Amazon has taken the bull by the horns and produced its own reader, with access to a growing range of books via its web site. The Dean of Libraries at Texas A&M gave approval for the purchase of 36 Kindle readers to be supplied to volunteers together with $100 Amazon gift vouchers to buy their own selection of e-books. The resultant survey results are fascinating, but still demonstrate the infancy of the technology. Personally I think I will wait for one that I can drop in the bath and still use afterwards.
Anna-Maria Tammaro provides us with insights into user perceptions of digital libraries, with a synopsis of the results of a series of surveys across several institutions in Italy. While I am generally dubious about treating user’s views and opinions on library services as anything more than a guide to areas that we professionals need to look at more closely, I do find the Study Group’s approach very interesting. It takes the opportunity to gather core statistical data about services, user satisfaction and outcomes measurement all at the same time, and correlate the results.
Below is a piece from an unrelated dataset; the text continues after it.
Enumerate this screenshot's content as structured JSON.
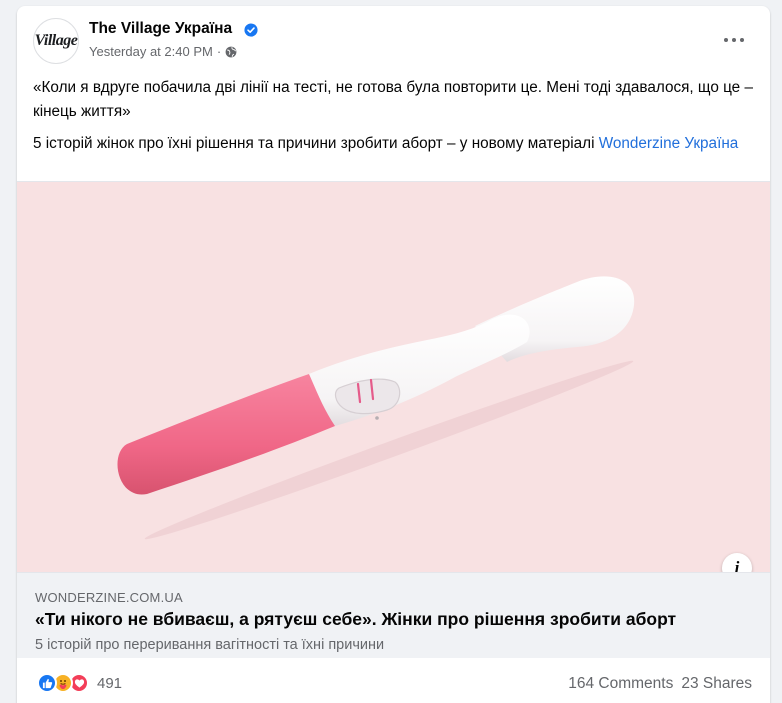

The conclusions have enabled those institutions taking part to clearly see those areas which the users see as priorities, and also demonstrate the perceived value of them to those users, a powerful tool when budget rounds come again. Just saying “We have 2,000 registered users and we think they find the service useful”, does not have much impact. Being able to provide proper usage statistics, perceptions and outcomes in a coordinated fashion carries far more weight. An interesting study and a useful methodology.
In the final paper Niels Pors gives us the results of a study he has carried out into leadership, library culture and the adoption of management tools. To me the most interesting conclusion in this wide-ranging study was the pivotal role played by the Director of each library, at least in their staff’s perception. The appointment of a new head of service was seen as the turning point – for better or for worse. I must admit that I made some of the same management errors he identified among Danish library managers.
He concludes by saying, “While it is evident that management tools can contribute to change in an existing culture that change can be a harsh and destructive process. If possible managers must think about the fit in a strategic manner. I certainly assumed that our staff would automatically see the benefits of the PM tools I was introducing, and although many certainly did, there were others who feared a hidden agenda behind them and whose covert hostility hampered what we wanted to achieve.”
Niels is a great advocate of improving library management. As a student I was surprised that management skills were not taught as part of the curriculum, nor in any of my subsequent jobs. It was assumed – at least in the UK Civil Service – that you would learn as you went along. Promotion was usually based on your current performance, and many of us suddenly found ourselves running services with no relevant training, and some found themselves completely out of their depth or proved to be incompetent, to the detriment of their staff and users.
You do not have to be a great librarian to be a great library service manager, but you do need to be a great manager.
To paraphrase Ghandi:
What do you think of Library Management? I think it would be a very good idea!